“a: Standing or acting for another through
“b: …(c)onstituting a government in which the many
are represented by persons chosen…by election”
It’s no secret an “un-representative” majority of the U.S. Congress doesn’t give two hoots in Hell about what the constituency thinks or expects from their Potomac residency. Despite what the good folks at Merriam-Webster have to say.
That comes as no surprise. But, never has it been so brazenly and gutlessly demonstrated as in recent weeks as the most intellectually vacant and outrageously unfit nominees for a President’s Cabinet were paraded before congressional committees.
Even the most unbiased observer would have to admit the more egregious examples of un-representative votes in those hearings came from Republicans far more than Democrats. In overwhelming numbers, folks at home – voters who elected the un-representatives – told them how they felt on one nominee after another. And, with a consistency rarely found in politics, those elected “un-representatives” – Republicans mostly – ignored them.
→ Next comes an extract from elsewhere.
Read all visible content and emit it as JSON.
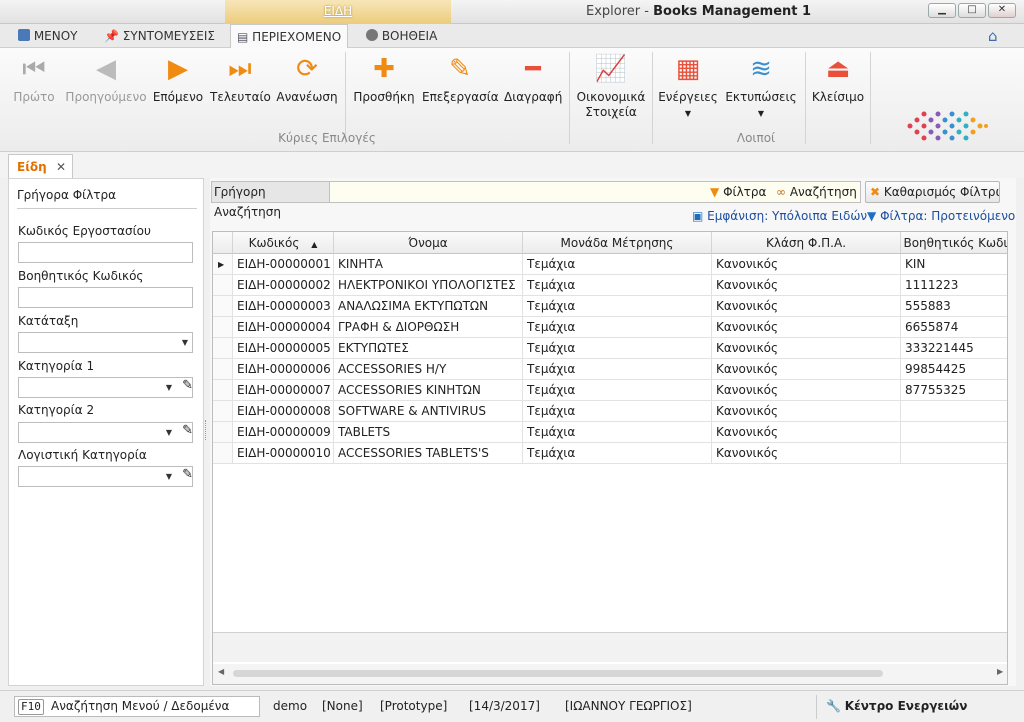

It’s widely accepted that, when considering a new President’s appointees, a lot of latitude is given to the Chief Executive to have the crew he wants. Often, this means swallowing hard because of a nominee’s tenuous talents to serve in a particular post. But this batch! Front to back – top to bottom – monied fools whose “leadership” abilities stopped far short of the vaguest qualifications. One, in fact, didn’t know for two days after appointment what his new job would be – believing it was to travel the world to promote this country’s oil and gas industries. A Dallas reporter had to “‘splain it” to him.
But un-representative members of Congress bellied up to the bar to approve everyone that reached the Senate floor.
Idaho had to look no further than Sens. Risch and Crapo to find what voters wanted them to do wasn’t worth a damn. Neither would meet with constituents – wouldn’t talk to them at district offices – wouldn’t come to the phone or return emails. In fact, neither would even make public what the public said about the list of unqualified nominees. Finally, one clerk in Crapo’s employ let slip that opposition to the Dept. Of Education chief was over 95%! Still, you know who ol’ Mike confirmed. Yep, he went with the 5%.
In state after state – district after district – across the nation, members of Congress “holed up.” Wouldn’t meet – wouldn’t talk – wouldn’t be interviewed – wouldn’t answer mail or phones. Some locked office doors – doors voters pay for in federal buildings we own. It was in your face. Our face. Locked doors and unanswered phones.
One flat out lie came from un-Rep. Cathy McMorriss Rogers, the highest ranking woman in the GOP in the House whose home office is in Spokane. She told voters she’d meet last week but only two at a time since the fire marshal had written her that was the most people that could be in her office at once. “Safety,” you know. Except he didn’t write. In fact, he said her office could “safely” handle 30 people.
Two reasons for this chicken-heartedness, I think. First, lobbyists with pockets full of money. Oil and gas people turned on all the money spigots for the new EPA chief, for example. Big bucks flooded in to D.C.. Textbook publishers and private charter school companies trucked in loads of greenbacks for the most unqualified billionaire ever to buy the Secretary of Education’s job. And so it went. Voices of greed outweighed voices of voters and filthy lucre supplanted “the right thing to do.”
Second, our un-representatives – mostly Republican – are scared to death of the President. Terrified of retribution – of having a primary opponent at home – of having their continued employment ended by a guy not worthy of his own elected position. They lack the guts to do their jobs for fear they’ll be violently ripped from the public trough in an act of Trump pique.
It’s doubtful the dollars will stop rolling in. So, there’ll likely be that obstacle between voters and members of Congress until that Citizens United decision is overturned. But, the fear factor may soon be ended. Especially in the Senate. When six or eight members – enough to sway the balance of voting – decide to do what’s right, Trump/Bannon will cease to be an employment or career threat. Then we may begin to see some semblance of independence.
There’s also the possibility a numbers/reality change in that same Senate could lead to a vacancy in the White House. You can already get betting odds in Vegas and Reno on impeachment. And those odds are slipping closer to 50-50 as we go along.
However all that may turn out, there’s a lesson here we voters must not forget. While 2018 is still a ways off – and some members won’t be up for re-election even then – we must remember who the un-representatives are. We need to clearly recall that, when we needed them to do the job we gave them, they didn’t show up. When we, in large numbers, needed to talk to them about what we wanted, they locked their doors and took their phones off the hook.
We were paying them to do their jobs. Others paid them not to.